> [WHAT YOU HAVE TO DO]: Every line with the string "Microsoft" should be copied from the data.

> [DATA FOR PROCESSING]:
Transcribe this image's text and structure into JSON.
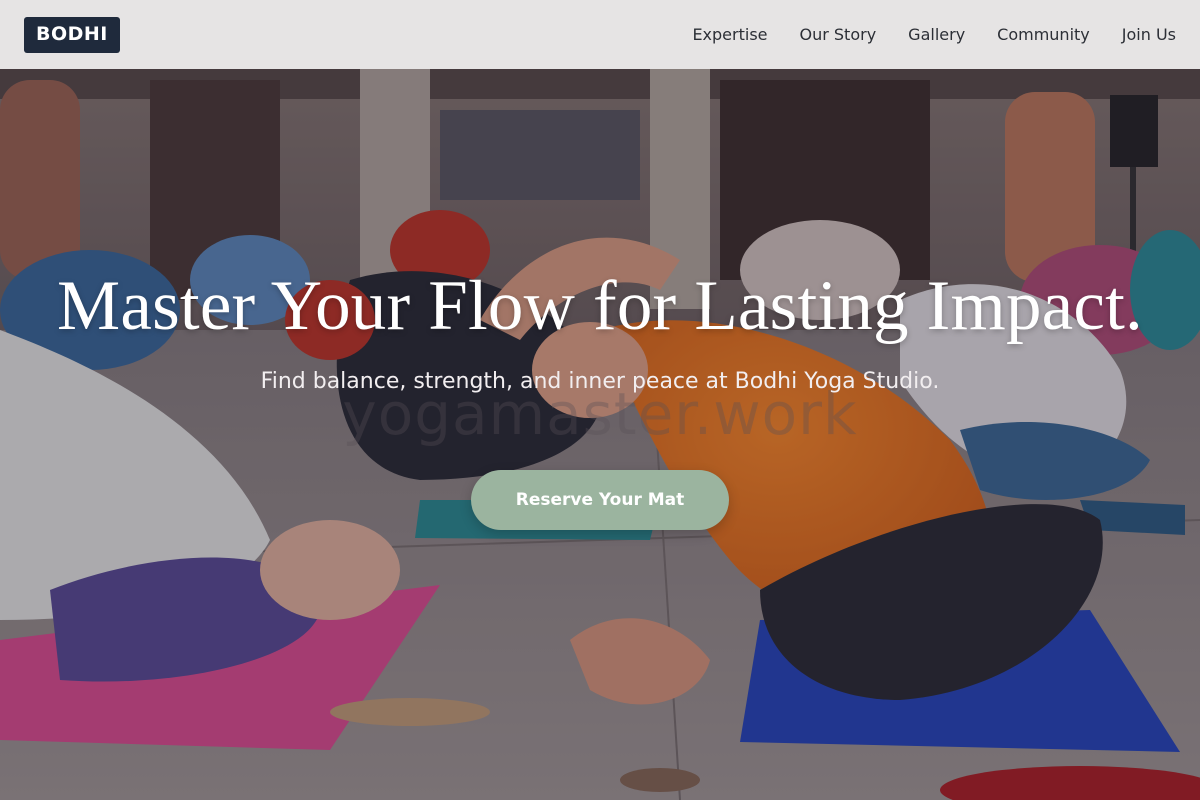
{
  "brand": {
    "logo": "BODHI"
  },
  "nav": [
    {
      "label": "Expertise"
    },
    {
      "label": "Our Story"
    },
    {
      "label": "Gallery"
    },
    {
      "label": "Community"
    },
    {
      "label": "Join Us"
    }
  ],
  "hero": {
    "title": "Master Your Flow for Lasting Impact.",
    "subtitle": "Find balance, strength, and inner peace at Bodhi Yoga Studio.",
    "watermark": "yogamaster.work",
    "cta_label": "Reserve Your Mat"
  },
  "colors": {
    "logo_bg": "#1f2a3c",
    "cta_bg": "#9bb49f",
    "header_bg": "#eeecec"
  }
}
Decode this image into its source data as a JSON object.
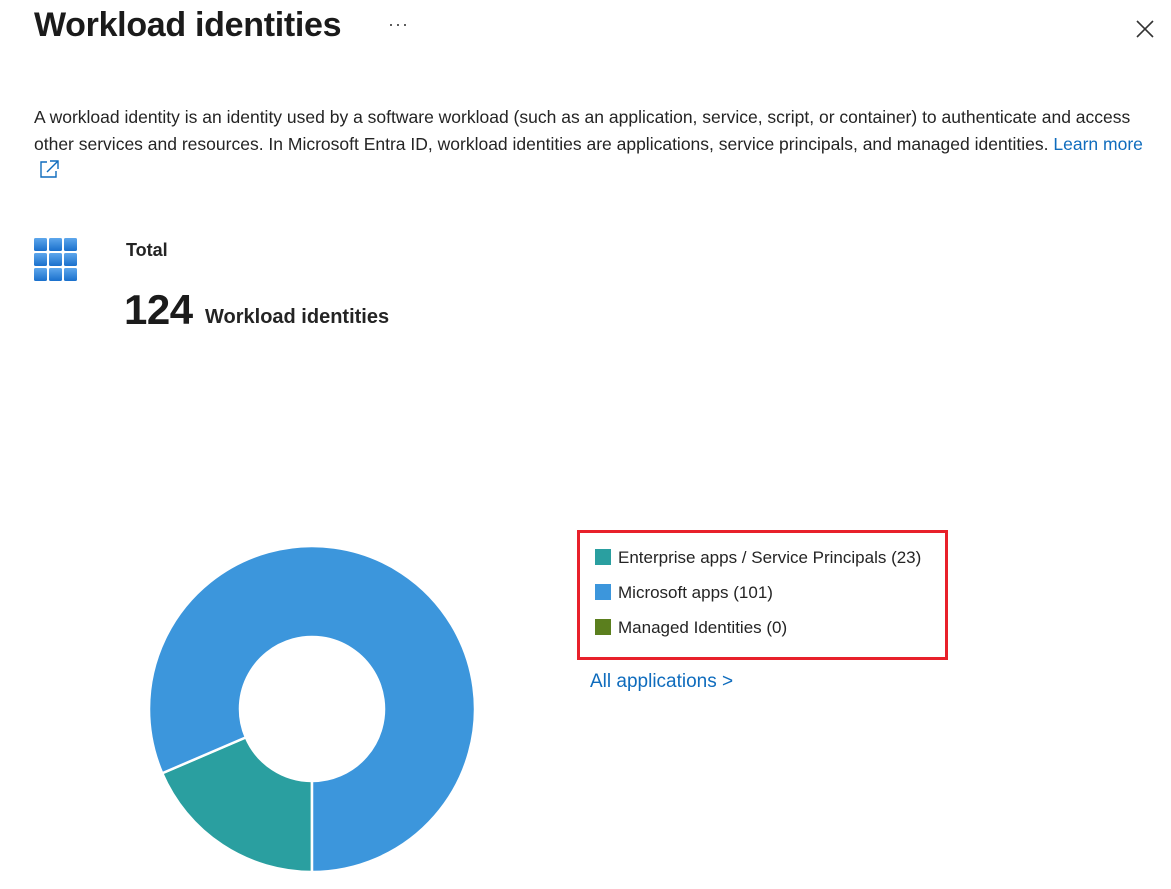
{
  "header": {
    "title": "Workload identities",
    "more_label": "···",
    "close_icon": "close-icon"
  },
  "description": {
    "text": "A workload identity is an identity used by a software workload (such as an application, service, script, or container) to authenticate and access other services and resources. In Microsoft Entra ID, workload identities are applications, service principals, and managed identities.",
    "learn_more": "Learn more",
    "learn_more_icon": "open-in-new-icon"
  },
  "summary": {
    "icon": "grid-apps-icon",
    "label": "Total",
    "count": "124",
    "unit": "Workload identities"
  },
  "chart_data": {
    "type": "pie",
    "categories": [
      "Enterprise apps / Service Principals",
      "Microsoft apps",
      "Managed Identities"
    ],
    "values": [
      23,
      101,
      0
    ],
    "colors": [
      "#2a9fa0",
      "#3c96dc",
      "#5b7f1e"
    ],
    "donut": true
  },
  "legend": {
    "items": [
      {
        "label": "Enterprise apps / Service Principals (23)",
        "color": "#2a9fa0"
      },
      {
        "label": "Microsoft apps (101)",
        "color": "#3c96dc"
      },
      {
        "label": "Managed Identities (0)",
        "color": "#5b7f1e"
      }
    ],
    "highlight_color": "#e8202a"
  },
  "links": {
    "all_applications": "All applications >"
  }
}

> [RESPONSE AREA]:
    "text": "A workload identity is an identity used by a software workload (such as an application, service, script, or container) to authenticate and access other services and resources. In Microsoft Entra ID, workload identities are applications, service principals, and managed identities.",
      "Microsoft apps",
        "label": "Microsoft apps (101)",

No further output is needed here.